There is nothing uncomfortable about the fact that Mayor Michael Bloomberg likes women. Especially women in high heels. Especially Christine Quinn.
Remember that New York Magazine profile when Quinn commented that the mayor “likes me in high heels” and would “yell at” her when she wore flats? Well Bloomberg would like you to forget that; he later told a reporter who asked about it that it was an ongoing “joke” between him and Quinn, a failed New York City mayoral candidate and current speaker of the New York City Council.
To underscore just how hilarious it is that he prefers his female subordinates in heels, he made the point again in a newly published conversation with The New Yorker‘s Rebecca Mead. “I like women and I think that they look stunning in high heels — not that they look bad without high heels. I wouldn’t criticize anybody,” Bloomberg said, at party celebrating a memoir written by Jimmy Choo cofounder Tamara Mellon. “But, if I were a woman, I think I would wear high heels.”
He does not, however, wish it were a standard fashion item for men, he added. No no, then he might actually have to wear them. Heels are strictly for women.
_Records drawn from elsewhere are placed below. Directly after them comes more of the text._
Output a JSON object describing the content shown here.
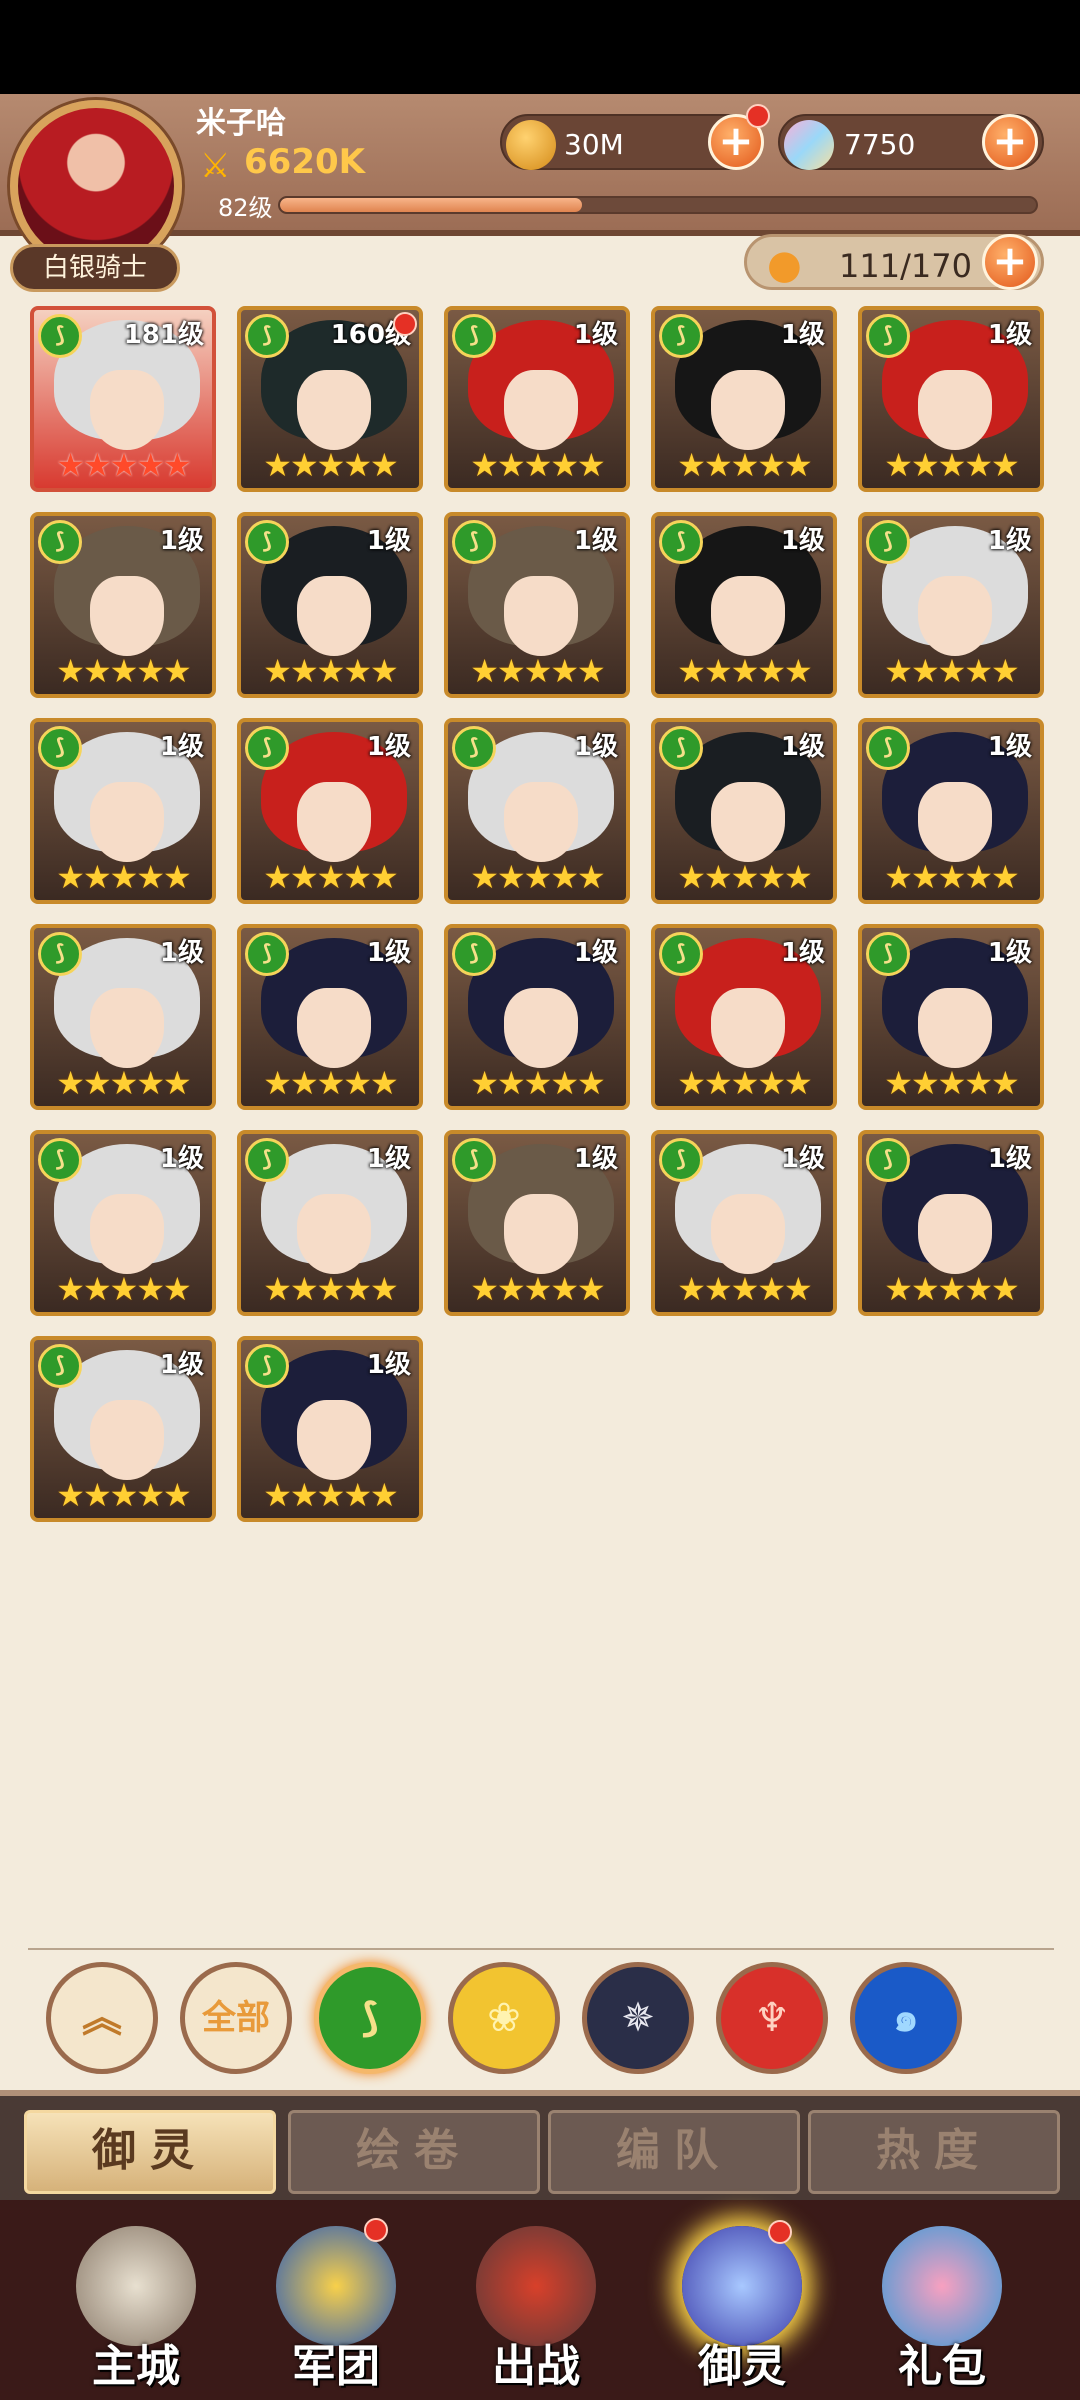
{
  "player": {
    "name": "米子哈",
    "power": "6620K",
    "level": "82级",
    "xp_fraction": 0.4,
    "title": "白银骑士"
  },
  "resources": {
    "gold": "30M",
    "gems": "7750"
  },
  "roster": {
    "count": "111/170"
  },
  "heroes": [
    {
      "level": "181级",
      "stars": "★★★★★",
      "hair": "#dcdcdc",
      "bg": "red"
    },
    {
      "level": "160级",
      "stars": "★★★★★",
      "hair": "#1e2a2a",
      "dot": true
    },
    {
      "level": "1级",
      "stars": "★★★★★",
      "hair": "#c8201c"
    },
    {
      "level": "1级",
      "stars": "★★★★★",
      "hair": "#161616"
    },
    {
      "level": "1级",
      "stars": "★★★★★",
      "hair": "#c8201c"
    },
    {
      "level": "1级",
      "stars": "★★★★★",
      "hair": "#6a5a48"
    },
    {
      "level": "1级",
      "stars": "★★★★★",
      "hair": "#1a1e22"
    },
    {
      "level": "1级",
      "stars": "★★★★★",
      "hair": "#6a5a48"
    },
    {
      "level": "1级",
      "stars": "★★★★★",
      "hair": "#161616"
    },
    {
      "level": "1级",
      "stars": "★★★★★",
      "hair": "#dcdcdc"
    },
    {
      "level": "1级",
      "stars": "★★★★★",
      "hair": "#dcdcdc"
    },
    {
      "level": "1级",
      "stars": "★★★★★",
      "hair": "#c8201c"
    },
    {
      "level": "1级",
      "stars": "★★★★★",
      "hair": "#dcdcdc"
    },
    {
      "level": "1级",
      "stars": "★★★★★",
      "hair": "#1a1e22"
    },
    {
      "level": "1级",
      "stars": "★★★★★",
      "hair": "#1c1e3a"
    },
    {
      "level": "1级",
      "stars": "★★★★★",
      "hair": "#dcdcdc"
    },
    {
      "level": "1级",
      "stars": "★★★★★",
      "hair": "#1c1e3a"
    },
    {
      "level": "1级",
      "stars": "★★★★★",
      "hair": "#1c1e3a"
    },
    {
      "level": "1级",
      "stars": "★★★★★",
      "hair": "#c8201c"
    },
    {
      "level": "1级",
      "stars": "★★★★★",
      "hair": "#1c1e3a"
    },
    {
      "level": "1级",
      "stars": "★★★★★",
      "hair": "#dcdcdc"
    },
    {
      "level": "1级",
      "stars": "★★★★★",
      "hair": "#dcdcdc"
    },
    {
      "level": "1级",
      "stars": "★★★★★",
      "hair": "#6a5a48"
    },
    {
      "level": "1级",
      "stars": "★★★★★",
      "hair": "#dcdcdc"
    },
    {
      "level": "1级",
      "stars": "★★★★★",
      "hair": "#1c1e3a"
    },
    {
      "level": "1级",
      "stars": "★★★★★",
      "hair": "#dcdcdc"
    },
    {
      "level": "1级",
      "stars": "★★★★★",
      "hair": "#1c1e3a"
    }
  ],
  "filters": {
    "all_label": "全部"
  },
  "tabs": [
    {
      "label": "御灵"
    },
    {
      "label": "绘卷"
    },
    {
      "label": "编队"
    },
    {
      "label": "热度"
    }
  ],
  "nav": [
    {
      "label": "主城"
    },
    {
      "label": "军团"
    },
    {
      "label": "出战"
    },
    {
      "label": "御灵"
    },
    {
      "label": "礼包"
    }
  ]
}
“I just like women,” he added.
Nothing uncomfortable about that at all!
Another person who likes convenient alternate realities? That would be failed New York City mayoral candidate and irrepressible sexter Anthony Weiner, as TPM pointed out.
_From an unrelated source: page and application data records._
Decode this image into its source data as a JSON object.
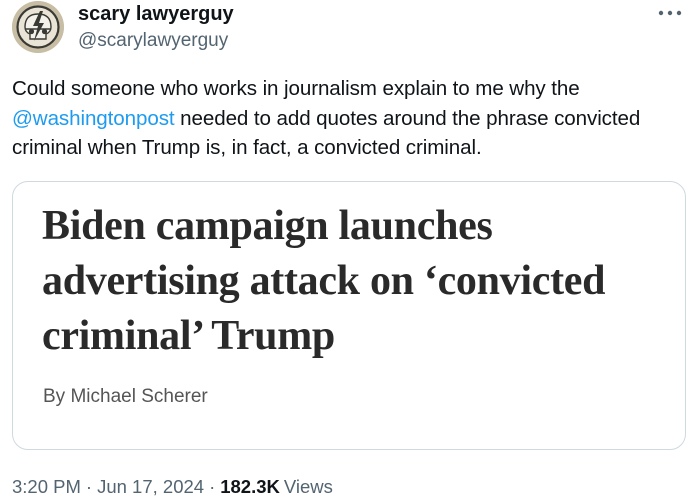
{
  "author": {
    "display_name": "scary lawyerguy",
    "handle": "@scarylawyerguy",
    "avatar_icon": "steal-your-face-skull-icon"
  },
  "more_icon": "ellipsis-icon",
  "tweet": {
    "text_before": "Could someone who works in journalism explain to me why the ",
    "mention": "@washingtonpost",
    "text_after": " needed to add quotes around the phrase convicted criminal when Trump is, in fact, a convicted criminal."
  },
  "media": {
    "headline": "Biden campaign launches advertising attack on ‘convicted criminal’ Trump",
    "byline": "By Michael Scherer"
  },
  "meta": {
    "time": "3:20 PM",
    "separator": "·",
    "date": "Jun 17, 2024",
    "views_count": "182.3K",
    "views_label": "Views"
  },
  "colors": {
    "text_primary": "#0f1419",
    "text_secondary": "#536471",
    "link": "#1d9bf0",
    "border": "#cfd9de",
    "headline": "#2a2a2a"
  }
}
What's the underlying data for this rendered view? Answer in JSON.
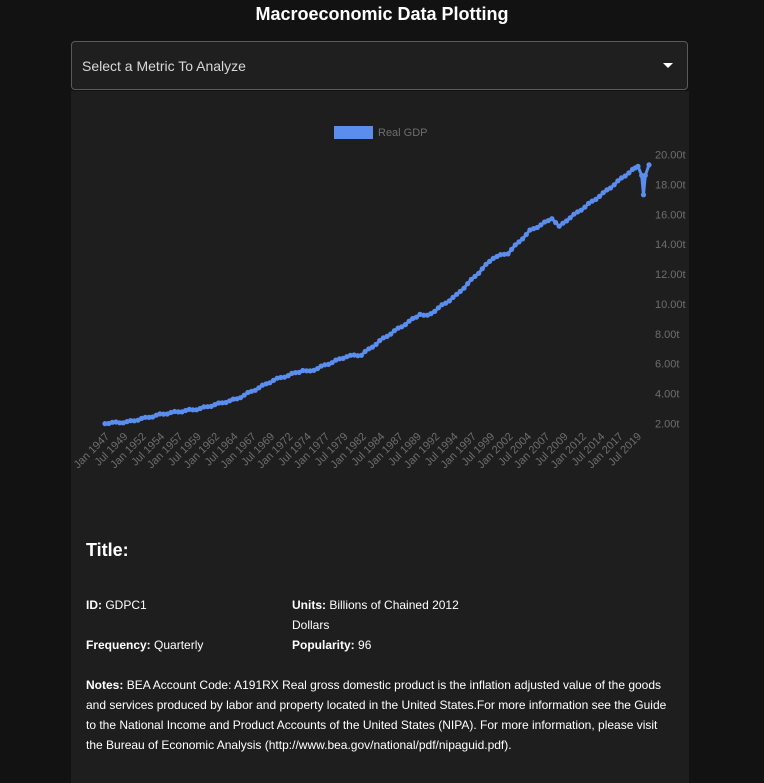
{
  "app": {
    "title": "Macroeconomic Data Plotting"
  },
  "metric_select": {
    "placeholder": "Select a Metric To Analyze"
  },
  "chart_data": {
    "type": "line",
    "title": "",
    "xlabel": "",
    "ylabel": "",
    "legend": "top",
    "grid": false,
    "colors": {
      "series": "#5b8def",
      "tick": "#6e6e6e"
    },
    "series": [
      {
        "name": "Real GDP",
        "x": [
          1947,
          1950,
          1955,
          1960,
          1965,
          1970,
          1974,
          1975,
          1980,
          1982,
          1985,
          1990,
          1991,
          1995,
          2000,
          2002,
          2005,
          2008,
          2009,
          2010,
          2015,
          2019,
          2019.75,
          2020.25,
          2020.5,
          2020.75,
          2021.25
        ],
        "y": [
          2.03,
          2.1,
          2.65,
          3.0,
          3.65,
          4.9,
          5.55,
          5.5,
          6.5,
          6.6,
          7.7,
          9.3,
          9.2,
          10.6,
          13.1,
          13.4,
          14.9,
          15.7,
          15.2,
          15.6,
          17.4,
          19.0,
          19.2,
          18.6,
          17.3,
          18.6,
          19.3
        ]
      }
    ],
    "xlim": [
      1947,
      2021.25
    ],
    "ylim": [
      1.5,
      20.5
    ],
    "x_tick_labels": [
      "Jan 1947",
      "Jul 1949",
      "Jan 1952",
      "Jul 1954",
      "Jan 1957",
      "Jul 1959",
      "Jan 1962",
      "Jul 1964",
      "Jan 1967",
      "Jul 1969",
      "Jan 1972",
      "Jul 1974",
      "Jan 1977",
      "Jul 1979",
      "Jan 1982",
      "Jul 1984",
      "Jan 1987",
      "Jul 1989",
      "Jan 1992",
      "Jul 1994",
      "Jan 1997",
      "Jul 1999",
      "Jan 2002",
      "Jul 2004",
      "Jan 2007",
      "Jul 2009",
      "Jan 2012",
      "Jul 2014",
      "Jan 2017",
      "Jul 2019"
    ],
    "y_ticks": [
      2,
      4,
      6,
      8,
      10,
      12,
      14,
      16,
      18,
      20
    ],
    "y_tick_labels": [
      "2.00t",
      "4.00t",
      "6.00t",
      "8.00t",
      "10.00t",
      "12.00t",
      "14.00t",
      "16.00t",
      "18.00t",
      "20.00t"
    ]
  },
  "info": {
    "title_label": "Title:",
    "id_label": "ID:",
    "id_value": "GDPC1",
    "units_label": "Units:",
    "units_value_line1": "Billions of Chained 2012",
    "units_value_line2": "Dollars",
    "frequency_label": "Frequency:",
    "frequency_value": "Quarterly",
    "popularity_label": "Popularity:",
    "popularity_value": "96",
    "notes_label": "Notes:",
    "notes_value": "BEA Account Code: A191RX Real gross domestic product is the inflation adjusted value of the goods and services produced by labor and property located in the United States.For more information see the Guide to the National Income and Product Accounts of the United States (NIPA). For more information, please visit the Bureau of Economic Analysis (http://www.bea.gov/national/pdf/nipaguid.pdf)."
  }
}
“Maybe if the Internet didn’t exist? Like, if I was running in 1955? I’d probably get elected mayor,” he told GQ magazine in an interview published Thursday.
Yes, either that or if he didn’t send strangers pictures of his junk.
H/t Kevin Murphy (@kcm74).
- 1 How Far Can Political Technology Reach?
- 2 The Other ‘Top Secret’ Problem Hurting Hillary Clinton
- 3 The Rising Stars to Watch at the Democratic National Convention
- 4 The Rising Stars to Watch at the Democratic National Convention
- 5 Congress’ Inaction On Zika Funding Could Cost The U.S. More In the Long Run
What We're Following See More »
"After hours of private talks," Debbie Wasserman Schultz agreed to step down as chair of the Democratic National Committee after the convention ends. In the wake of the convention intrigue, Hillary Clinton announced she's making Wasserman Schultz "the honorary chair of her campaign's 50-state program."
Democratic National Committee Chairwoman Debbie Wasserman Schultz "will not have a major speaking role or preside over daily convention proceedings this week," and is under increasing pressure to resign. The DNC Rules Committee on Saturday named Ohio Democratic Rep. Marcia Fudge as "permanent chair of the convention." At issue: internal DNC emails leaked by Wikileaks that show how "the DNC favored Clinton during the primary and tried to take down Bernie Sanders by questioning his religion."
- A Rasmussen Reports poll shows Donald Trump ahead of Hillary Clinton, 43%-42%, the fourth week in a row he's led the poll (one of the few poll in which he's led consistently of late).
- A Reuters/Ipsos survey shows Clinton leading 40%-36%. In a four-way race, she maintains her four-point lead, 39%-35%, with Gary Johnson and Jill Stein pulling 7% and 3%, respectively.
- And the LA Times/USC daily tracking poll shows a dead heat, with Trump ahead by about half a percentage point.
In an election between two candidates around 70 years of age, millennials strongly prefer one over the other. Hillary Clinton has a 47%-30% edge among votes 18 to 29. She also leads 46%-36% among voters aged 30 to 44.